Robert Kyncl, YouTube Chief Business Officer, speaks about YouTube Kids. Photo: Danny Moloshok / AP
YouTube already doesn't allow video creators to make money by the inappropriate use of family-friendly characters. Now the video platform says it will also implement a new policy to age-restrict inappropriate content so it is automatically blocked from showing up in the YouTube Kids app, The Verge reports.
Why it matters: The kids YouTube video genre got a lot of attention this week with a well-read Medium post and a New York Times story about the bizarre and sometimes disturbing videos that turn up in YouTube search results, and the video factories that have learned how to game the algorithms to slip jarring content disguised as children-friendly videos through the YouTube filters.
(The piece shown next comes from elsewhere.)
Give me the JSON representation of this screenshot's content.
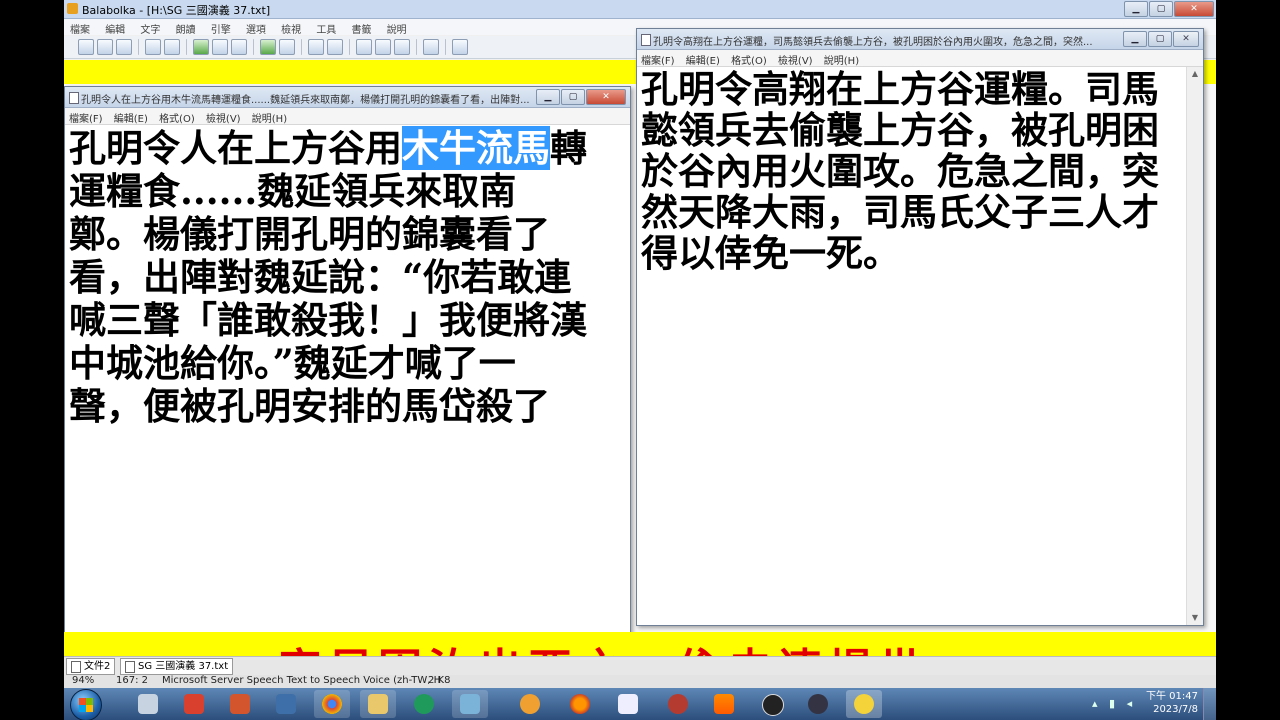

YouTube says the problem is relatively small, and that most inappropriate content not caught by algorithms is flagged by users or human employees. The Verge reports that YouTube is also exempting age-restricted content from advertising, so it's willing to forgo ad revenue from the strange kids videos.